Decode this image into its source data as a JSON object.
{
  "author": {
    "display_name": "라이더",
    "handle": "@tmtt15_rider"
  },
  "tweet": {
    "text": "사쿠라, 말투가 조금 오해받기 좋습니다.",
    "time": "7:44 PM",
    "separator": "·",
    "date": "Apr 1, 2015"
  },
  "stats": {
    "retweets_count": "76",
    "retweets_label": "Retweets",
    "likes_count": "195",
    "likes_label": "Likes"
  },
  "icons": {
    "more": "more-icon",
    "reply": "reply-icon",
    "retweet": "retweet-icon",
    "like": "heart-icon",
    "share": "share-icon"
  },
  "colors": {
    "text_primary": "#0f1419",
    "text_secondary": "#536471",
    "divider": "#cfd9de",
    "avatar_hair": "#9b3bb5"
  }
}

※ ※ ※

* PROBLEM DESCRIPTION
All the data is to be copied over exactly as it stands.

* ANSWER TO THE PROBLEM
Decode this image into its source data as a JSON object.
{
  "author": {
    "display_name": "라이더",
    "handle": "@tmtt15_rider"
  },
  "tweet": {
    "text": "사쿠라, 말투가 조금 오해받기 좋습니다.",
    "time": "7:44 PM",
    "separator": "·",
    "date": "Apr 1, 2015"
  },
  "stats": {
    "retweets_count": "76",
    "retweets_label": "Retweets",
    "likes_count": "195",
    "likes_label": "Likes"
  },
  "icons": {
    "more": "more-icon",
    "reply": "reply-icon",
    "retweet": "retweet-icon",
    "like": "heart-icon",
    "share": "share-icon"
  },
  "colors": {
    "text_primary": "#0f1419",
    "text_secondary": "#536471",
    "divider": "#cfd9de",
    "avatar_hair": "#9b3bb5"
  }
}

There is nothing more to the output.